Sudbury walkability advocates want people to speak up about making pedestrian safety a priority
A Sudbury man concerned about making Greater Sudbury a safe place in which to walk has compiled a Google map that details pedestrian collisions between 2009-2014.
Matt Alexander said he put the map together because he started to notice "really risky behavior from pedestrians, like standing in the centre turning lane of The Kingsway, waiting to finish crossing from a bus stop to McDonalds for work."
"So I wondered, how often do people get hit there? How many people die? Finding that information turned out to be pretty difficult," Alexander told CBC News in an email.
"If you go to the pedestrian safety page of the Sudbury Police website, the information is from 2010. If you search through the police board annual reports, it rarely mentioned pedestrian collisions or deaths."
The map relies mostly on local media coverage of pedestrian collisions from 2009 to the end of 2014. Alexander said his map shows Greater Sudbury averages about 73 pedestrian collisions a year, and has an average of 2.3 pedestrian deaths every year.
"Once you put those on a map you start to notice patterns," he continued. "And once you identify patterns you can start to come up with solutions."
Alexander added that city council passed a resolution in 2007 to become the most pedestrian-friendly city in Ontario by 2015, but, "based on the data I've seen, there's been no improvement in pedestrian safety since then."
The map only shows a sliver of the actual number of people who have been hit in any given year, Alexander pointed out.
Draft transportation master plan lacking
In light of his map's findings, Alexander said he's surprised Greater Sudbury's new draft transportation master plan doesn't include any information related to areas or roads where pedestrians are most at risk. The plan also doesn't include recommendations for road improvements to reduce pedestrian collisions.
"The plan does talk about education campaigns, but everyone already knows they could be killed if they step out in front of a vehicle and the blame is almost evenly split between walkers and drivers," Alexander said.
"The city has a responsibility to identify the areas where people want to cross the street and make it safe for them to do so."
With the city in the process of finalizing the transportation master plan, Alexander said the opportunity exists "to lay the ground rules for road improvements that will reduce the number and severity of pedestrian collisions and encourage more people to walk for short trips.
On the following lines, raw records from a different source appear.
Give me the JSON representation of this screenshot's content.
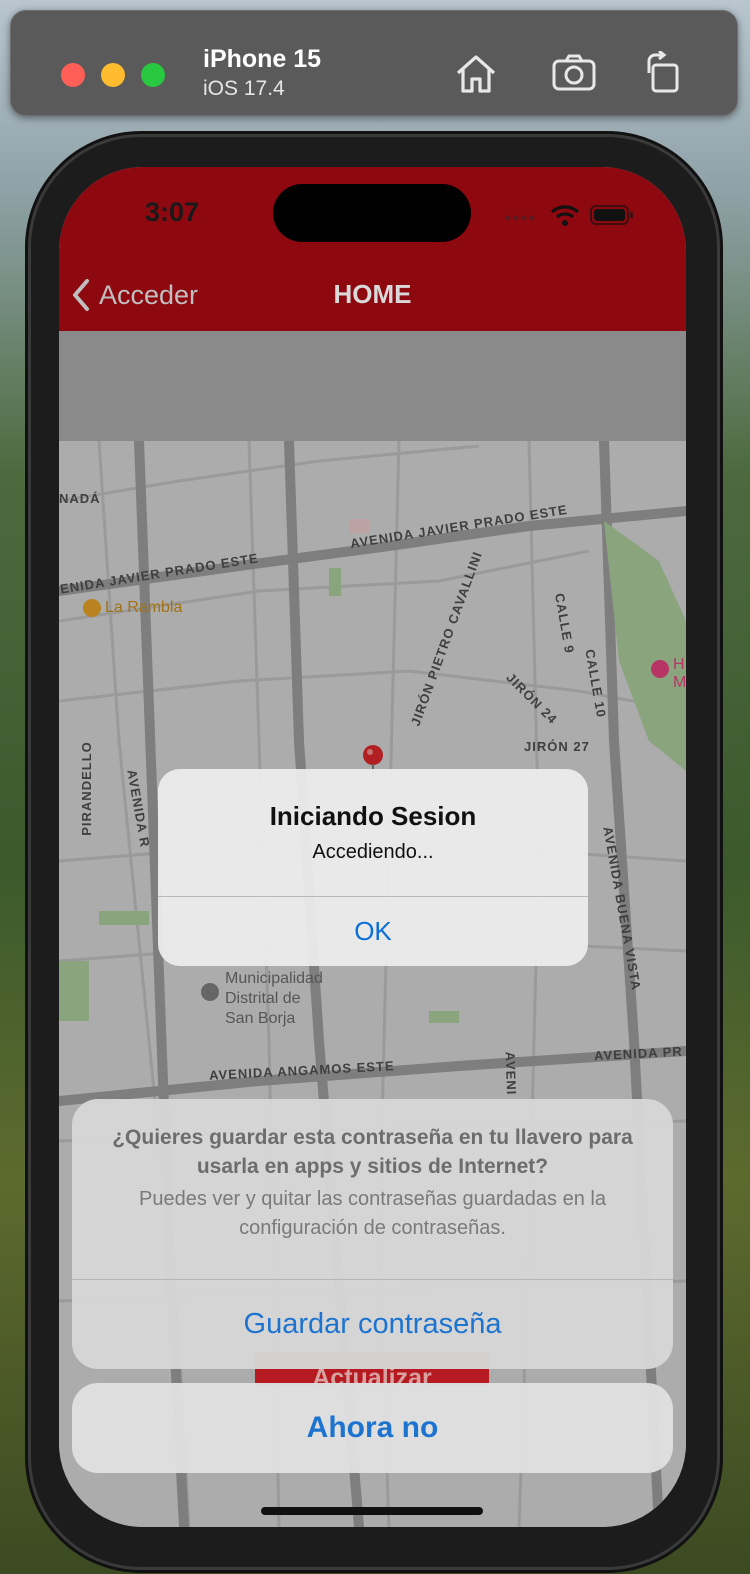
{
  "simulator": {
    "device": "iPhone 15",
    "os": "iOS 17.4",
    "icons": [
      "home-icon",
      "screenshot-icon",
      "rotate-icon"
    ]
  },
  "status_bar": {
    "time": "3:07",
    "icons": [
      "signal-icon",
      "wifi-icon",
      "battery-icon"
    ]
  },
  "nav": {
    "back_label": "Acceder",
    "title": "HOME"
  },
  "map": {
    "streets": [
      "AVENIDA JAVIER PRADO ESTE",
      "ENIDA JAVIER PRADO ESTE",
      "JIRÓN PIETRO CAVALLINI",
      "JIRÓN 24",
      "JIRÓN 27",
      "CALLE 9",
      "CALLE 10",
      "PIRANDELLO",
      "AVENIDA BUENA VISTA",
      "AVENIDA ANGAMOS ESTE",
      "AVENIDA PR",
      "AVENIDA R",
      "AVENI",
      "NADÁ"
    ],
    "pois": {
      "rambla": "La Rambla",
      "municipalidad_1": "Municipalidad",
      "municipalidad_2": "Distrital de",
      "municipalidad_3": "San Borja",
      "hipodromo_1": "H",
      "hipodromo_2": "M"
    }
  },
  "alert": {
    "title": "Iniciando Sesion",
    "message": "Accediendo...",
    "ok_label": "OK"
  },
  "background_button": "Actualizar",
  "password_sheet": {
    "question": "¿Quieres guardar esta contraseña en tu llavero para usarla en apps y sitios de Internet?",
    "info": "Puedes ver y quitar las contraseñas guardadas en la configuración de contraseñas.",
    "save_label": "Guardar contraseña",
    "cancel_label": "Ahora no"
  },
  "colors": {
    "nav_red": "#8e0810",
    "ios_blue": "#0a6fd8",
    "button_red": "#b41a20"
  }
}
Other cities have done it. It doesn't have to be expensive."
"This type of information is one way to see which areas have conditions that are more dangerous for pedestrians, and to draw attention to the issue of the importance of being able to walk safely."
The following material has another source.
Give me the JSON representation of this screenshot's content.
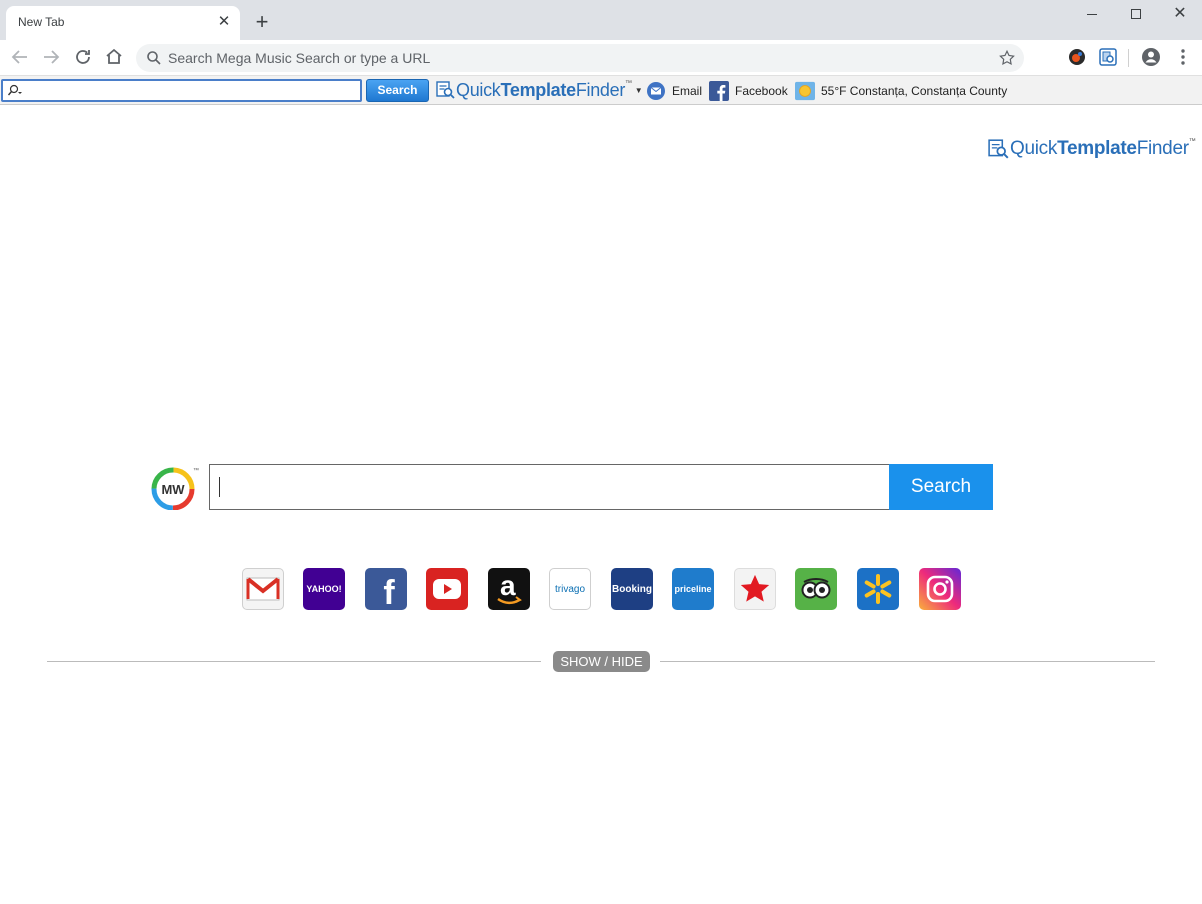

While the collisions are often framed as accidents, there are road conditions and other conditions that can make these collisions more or less likely, Grant added.
"That's something we should pay attention to. With the City seeking input on the draft Transportation Study it is especially timely to be thinking about all the implications of the way we design our transportation network, including for pedestrian safety."
Alexander is slated to speak at the Transportation Master Plan public information centre on June 24 at 7 p.m. at Tom Davies Square.